New Home Sales at Highest Pace Since Sept. 2006
In another indicator that housing continues to lead the economy forward, sales of newly built, single-family homes in August topped the 1 million mark and reached their highest pace since September 2006. Sales increased 4.8% to a seasonally adjusted annual rate of 1.01 million units, according to newly released data by the U.S. Department of Housing and Urban Development and the U.S. Census Bureau. The August rate is 43.2% higher than the August 2019 pace.
"Surging sales are consistent with record builder confidence levels stemming from higher buyer traffic, historically low interest rates and a shift in demand for lower density markets," said NAHB Chairman Chuck Fowke. "However, higher lumber costs and limited building material availability in some markets signify we could see higher prices down the road."
"New home sales are now 15 percent higher on a year-to-date basis, with gains in all regions," said NAHB Chief Economist Robert Dietz. "But with inventory at just a 3.3 months' supply, more construction is needed. The challenge will be whether materials and labor are available."
A new home sale occurs when a sales contract is signed or a deposit is accepted. The home can be in any stage of construction: not yet started, under construction or completed. In addition to adjusting for seasonal effects, the August reading of 1.01 million units is the number of homes that would sell if this pace continued for the next 12 months.
Inventory fell to a 3.3 months' supply, with 282,000 new single-family homes for sale, 40% lower than August 2019. The current months' supply is the lowest in the history of the data series, which goes back to 1963. Of the inventory total, just 54,000 are completed, ready to occupy.
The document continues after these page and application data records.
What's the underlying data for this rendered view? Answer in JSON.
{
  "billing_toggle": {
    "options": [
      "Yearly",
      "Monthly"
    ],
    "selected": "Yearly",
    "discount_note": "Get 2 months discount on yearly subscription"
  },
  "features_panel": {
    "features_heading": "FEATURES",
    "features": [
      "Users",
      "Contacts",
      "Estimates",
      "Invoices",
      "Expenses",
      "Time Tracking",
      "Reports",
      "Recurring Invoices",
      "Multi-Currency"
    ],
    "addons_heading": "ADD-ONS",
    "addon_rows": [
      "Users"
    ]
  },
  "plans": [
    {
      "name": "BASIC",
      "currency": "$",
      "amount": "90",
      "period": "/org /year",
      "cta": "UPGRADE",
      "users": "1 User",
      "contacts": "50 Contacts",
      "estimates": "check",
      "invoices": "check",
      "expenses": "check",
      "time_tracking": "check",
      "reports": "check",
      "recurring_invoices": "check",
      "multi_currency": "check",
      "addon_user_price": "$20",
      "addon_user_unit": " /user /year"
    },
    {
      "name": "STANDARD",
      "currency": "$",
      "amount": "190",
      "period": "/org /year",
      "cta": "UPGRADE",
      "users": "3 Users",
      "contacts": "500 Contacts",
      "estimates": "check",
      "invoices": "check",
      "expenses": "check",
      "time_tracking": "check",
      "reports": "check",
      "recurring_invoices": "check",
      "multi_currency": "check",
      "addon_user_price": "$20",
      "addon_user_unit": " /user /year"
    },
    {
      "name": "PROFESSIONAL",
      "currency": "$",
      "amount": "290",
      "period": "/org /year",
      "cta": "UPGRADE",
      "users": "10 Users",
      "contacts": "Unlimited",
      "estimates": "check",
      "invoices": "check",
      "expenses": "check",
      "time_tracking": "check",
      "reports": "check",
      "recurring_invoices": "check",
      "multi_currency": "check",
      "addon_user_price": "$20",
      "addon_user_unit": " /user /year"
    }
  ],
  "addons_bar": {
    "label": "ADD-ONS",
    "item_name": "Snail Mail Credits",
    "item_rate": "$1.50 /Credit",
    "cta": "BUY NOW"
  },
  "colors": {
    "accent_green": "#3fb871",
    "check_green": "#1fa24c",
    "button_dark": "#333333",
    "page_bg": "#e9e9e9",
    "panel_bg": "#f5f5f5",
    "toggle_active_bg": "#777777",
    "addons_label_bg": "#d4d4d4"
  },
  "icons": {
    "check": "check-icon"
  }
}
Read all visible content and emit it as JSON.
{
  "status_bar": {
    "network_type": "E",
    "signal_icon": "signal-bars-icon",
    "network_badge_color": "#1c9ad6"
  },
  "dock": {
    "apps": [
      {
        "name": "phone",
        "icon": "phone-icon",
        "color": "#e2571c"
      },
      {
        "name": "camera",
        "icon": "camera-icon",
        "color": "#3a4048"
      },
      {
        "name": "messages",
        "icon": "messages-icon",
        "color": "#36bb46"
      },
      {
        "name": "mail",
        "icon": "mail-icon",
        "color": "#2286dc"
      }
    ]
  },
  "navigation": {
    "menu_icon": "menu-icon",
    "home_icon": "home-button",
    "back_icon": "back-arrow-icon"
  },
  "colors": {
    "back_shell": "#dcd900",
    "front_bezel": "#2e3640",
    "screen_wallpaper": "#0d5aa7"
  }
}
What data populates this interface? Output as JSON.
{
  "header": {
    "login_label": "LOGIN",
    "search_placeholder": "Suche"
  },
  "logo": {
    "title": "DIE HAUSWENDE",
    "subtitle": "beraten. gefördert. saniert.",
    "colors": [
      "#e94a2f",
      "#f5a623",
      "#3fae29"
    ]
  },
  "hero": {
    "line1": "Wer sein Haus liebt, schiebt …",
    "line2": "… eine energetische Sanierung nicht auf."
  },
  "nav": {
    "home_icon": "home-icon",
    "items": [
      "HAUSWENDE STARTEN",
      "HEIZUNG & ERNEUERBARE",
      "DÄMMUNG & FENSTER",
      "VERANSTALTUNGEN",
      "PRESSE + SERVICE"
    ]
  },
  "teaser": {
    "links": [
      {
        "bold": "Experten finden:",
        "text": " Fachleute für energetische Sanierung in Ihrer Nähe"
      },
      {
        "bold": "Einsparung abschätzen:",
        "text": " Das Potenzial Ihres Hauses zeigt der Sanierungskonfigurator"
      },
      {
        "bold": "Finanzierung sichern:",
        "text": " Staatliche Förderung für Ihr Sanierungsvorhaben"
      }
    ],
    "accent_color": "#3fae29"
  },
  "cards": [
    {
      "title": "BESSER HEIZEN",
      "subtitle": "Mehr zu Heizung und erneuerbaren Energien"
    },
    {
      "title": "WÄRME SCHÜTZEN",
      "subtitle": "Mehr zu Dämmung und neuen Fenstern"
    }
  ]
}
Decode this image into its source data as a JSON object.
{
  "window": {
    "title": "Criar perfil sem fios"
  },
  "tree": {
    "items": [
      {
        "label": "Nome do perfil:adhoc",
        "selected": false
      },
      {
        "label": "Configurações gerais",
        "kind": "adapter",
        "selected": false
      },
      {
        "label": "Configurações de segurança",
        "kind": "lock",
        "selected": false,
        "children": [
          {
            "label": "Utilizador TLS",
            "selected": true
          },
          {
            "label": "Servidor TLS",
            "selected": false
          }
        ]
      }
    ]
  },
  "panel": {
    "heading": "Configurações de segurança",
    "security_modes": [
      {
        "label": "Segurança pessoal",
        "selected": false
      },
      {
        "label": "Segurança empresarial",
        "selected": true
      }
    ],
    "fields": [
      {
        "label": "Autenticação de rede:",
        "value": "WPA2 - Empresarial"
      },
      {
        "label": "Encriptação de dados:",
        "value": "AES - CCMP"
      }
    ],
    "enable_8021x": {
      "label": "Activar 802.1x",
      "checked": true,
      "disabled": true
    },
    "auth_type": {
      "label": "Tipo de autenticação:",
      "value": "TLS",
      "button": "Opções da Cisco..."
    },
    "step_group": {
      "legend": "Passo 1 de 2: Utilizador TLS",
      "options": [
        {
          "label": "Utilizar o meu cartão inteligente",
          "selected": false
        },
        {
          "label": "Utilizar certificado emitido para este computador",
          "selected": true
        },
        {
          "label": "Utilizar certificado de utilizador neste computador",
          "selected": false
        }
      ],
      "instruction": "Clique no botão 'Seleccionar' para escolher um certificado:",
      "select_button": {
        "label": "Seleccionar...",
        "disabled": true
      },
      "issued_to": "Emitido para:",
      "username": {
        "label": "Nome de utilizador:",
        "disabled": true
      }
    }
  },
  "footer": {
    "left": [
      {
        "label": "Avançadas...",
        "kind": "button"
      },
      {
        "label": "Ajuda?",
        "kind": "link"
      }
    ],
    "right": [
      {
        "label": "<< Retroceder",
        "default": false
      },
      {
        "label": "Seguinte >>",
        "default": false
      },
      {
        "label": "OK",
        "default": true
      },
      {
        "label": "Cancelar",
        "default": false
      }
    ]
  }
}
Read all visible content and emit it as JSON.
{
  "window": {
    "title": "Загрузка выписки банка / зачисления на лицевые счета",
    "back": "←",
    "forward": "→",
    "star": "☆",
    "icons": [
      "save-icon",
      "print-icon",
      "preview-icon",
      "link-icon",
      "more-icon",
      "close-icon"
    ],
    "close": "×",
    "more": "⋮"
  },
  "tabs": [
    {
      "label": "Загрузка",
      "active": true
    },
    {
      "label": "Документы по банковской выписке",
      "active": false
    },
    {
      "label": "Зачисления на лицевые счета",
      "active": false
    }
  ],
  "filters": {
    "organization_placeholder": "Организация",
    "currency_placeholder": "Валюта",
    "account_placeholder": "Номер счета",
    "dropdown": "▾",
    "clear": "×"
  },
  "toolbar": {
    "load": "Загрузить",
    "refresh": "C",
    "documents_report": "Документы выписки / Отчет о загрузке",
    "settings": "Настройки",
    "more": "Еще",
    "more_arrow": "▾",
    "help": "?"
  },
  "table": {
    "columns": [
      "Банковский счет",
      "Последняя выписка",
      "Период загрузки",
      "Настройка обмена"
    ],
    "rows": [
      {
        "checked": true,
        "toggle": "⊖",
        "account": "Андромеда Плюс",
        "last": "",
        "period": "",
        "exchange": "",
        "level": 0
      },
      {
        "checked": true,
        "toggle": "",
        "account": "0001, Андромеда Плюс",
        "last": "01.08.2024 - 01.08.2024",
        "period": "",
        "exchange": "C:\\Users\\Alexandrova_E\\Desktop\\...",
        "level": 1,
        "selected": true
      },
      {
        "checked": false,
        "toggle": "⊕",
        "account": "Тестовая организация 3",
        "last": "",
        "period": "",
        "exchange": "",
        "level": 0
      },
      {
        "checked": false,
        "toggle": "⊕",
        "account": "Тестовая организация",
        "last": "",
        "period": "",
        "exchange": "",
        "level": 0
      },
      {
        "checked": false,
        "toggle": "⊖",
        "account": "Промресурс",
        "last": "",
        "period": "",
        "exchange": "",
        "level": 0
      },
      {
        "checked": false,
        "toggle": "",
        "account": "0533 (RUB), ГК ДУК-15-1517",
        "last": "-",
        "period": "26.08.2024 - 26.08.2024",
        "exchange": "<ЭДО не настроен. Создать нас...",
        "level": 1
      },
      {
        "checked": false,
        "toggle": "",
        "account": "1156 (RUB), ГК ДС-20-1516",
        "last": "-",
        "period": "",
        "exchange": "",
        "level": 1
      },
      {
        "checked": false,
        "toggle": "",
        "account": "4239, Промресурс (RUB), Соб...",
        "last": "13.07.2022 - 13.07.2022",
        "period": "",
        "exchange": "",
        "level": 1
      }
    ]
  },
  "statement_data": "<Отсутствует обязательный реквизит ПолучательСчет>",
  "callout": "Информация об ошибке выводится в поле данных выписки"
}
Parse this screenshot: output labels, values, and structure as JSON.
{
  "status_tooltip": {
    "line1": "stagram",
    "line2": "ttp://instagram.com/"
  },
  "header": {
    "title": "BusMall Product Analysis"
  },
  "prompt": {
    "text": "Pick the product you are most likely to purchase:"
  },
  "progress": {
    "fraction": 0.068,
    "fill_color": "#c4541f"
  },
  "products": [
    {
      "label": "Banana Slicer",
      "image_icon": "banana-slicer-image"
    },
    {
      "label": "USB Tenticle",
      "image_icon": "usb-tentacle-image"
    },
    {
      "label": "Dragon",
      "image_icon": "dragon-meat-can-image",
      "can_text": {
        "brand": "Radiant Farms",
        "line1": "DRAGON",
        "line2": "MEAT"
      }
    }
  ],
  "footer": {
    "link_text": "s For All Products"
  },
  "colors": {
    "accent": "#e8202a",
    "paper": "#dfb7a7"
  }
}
The median sales price was $312,800. The median price of a new home sale a year earlier was $327,000.
Regionally, on a year-to-date basis new home sales were up in all four regions: 23.6% in the Northeast, 23.6% in the Midwest, 13.9% in the South, and 12.4% in the West.